● **TASK BRIEF**: Leave every picture out, then reproduce the rest of the listing exactly.

DATA EXTRACTS section start

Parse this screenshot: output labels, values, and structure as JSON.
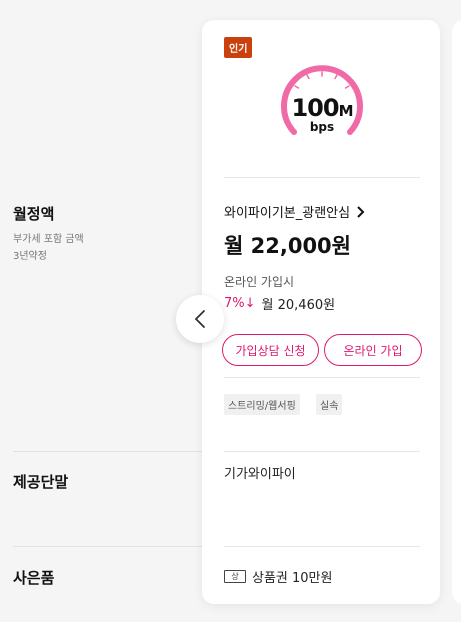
{
  "labels": {
    "monthly": "월정액",
    "monthly_sub1": "부가세 포함 금액",
    "monthly_sub2": "3년약정",
    "device": "제공단말",
    "gift": "사은품"
  },
  "card": {
    "badge": "인기",
    "speed_value": "100",
    "speed_suffix": "M",
    "speed_unit": "bps",
    "plan_name": "와이파이기본_광랜안심",
    "price": "월 22,000원",
    "online_label": "온라인 가입시",
    "discount_pct": "7%",
    "discount_arrow": "↓",
    "discount_price": "월 20,460원",
    "btn_consult": "가입상담 신청",
    "btn_join": "온라인 가입",
    "tags": [
      "스트리밍/웹서핑",
      "실속"
    ],
    "device": "기가와이파이",
    "gift_icon_text": "상",
    "gift": "상품권 10만원"
  },
  "colors": {
    "accent": "#e0196e",
    "badge": "#c9410d",
    "gauge": "#f06aa6"
  },
  "icons": {
    "prev": "chevron-left-icon",
    "plan_link": "chevron-right-icon",
    "gift": "gift-card-icon"
  }
}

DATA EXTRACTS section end

● **SOLVED EXERCISE**:
Parse this screenshot: output labels, values, and structure as JSON.
{
  "labels": {
    "monthly": "월정액",
    "monthly_sub1": "부가세 포함 금액",
    "monthly_sub2": "3년약정",
    "device": "제공단말",
    "gift": "사은품"
  },
  "card": {
    "badge": "인기",
    "speed_value": "100",
    "speed_suffix": "M",
    "speed_unit": "bps",
    "plan_name": "와이파이기본_광랜안심",
    "price": "월 22,000원",
    "online_label": "온라인 가입시",
    "discount_pct": "7%",
    "discount_arrow": "↓",
    "discount_price": "월 20,460원",
    "btn_consult": "가입상담 신청",
    "btn_join": "온라인 가입",
    "tags": [
      "스트리밍/웹서핑",
      "실속"
    ],
    "device": "기가와이파이",
    "gift_icon_text": "상",
    "gift": "상품권 10만원"
  },
  "colors": {
    "accent": "#e0196e",
    "badge": "#c9410d",
    "gauge": "#f06aa6"
  },
  "icons": {
    "prev": "chevron-left-icon",
    "plan_link": "chevron-right-icon",
    "gift": "gift-card-icon"
  }
}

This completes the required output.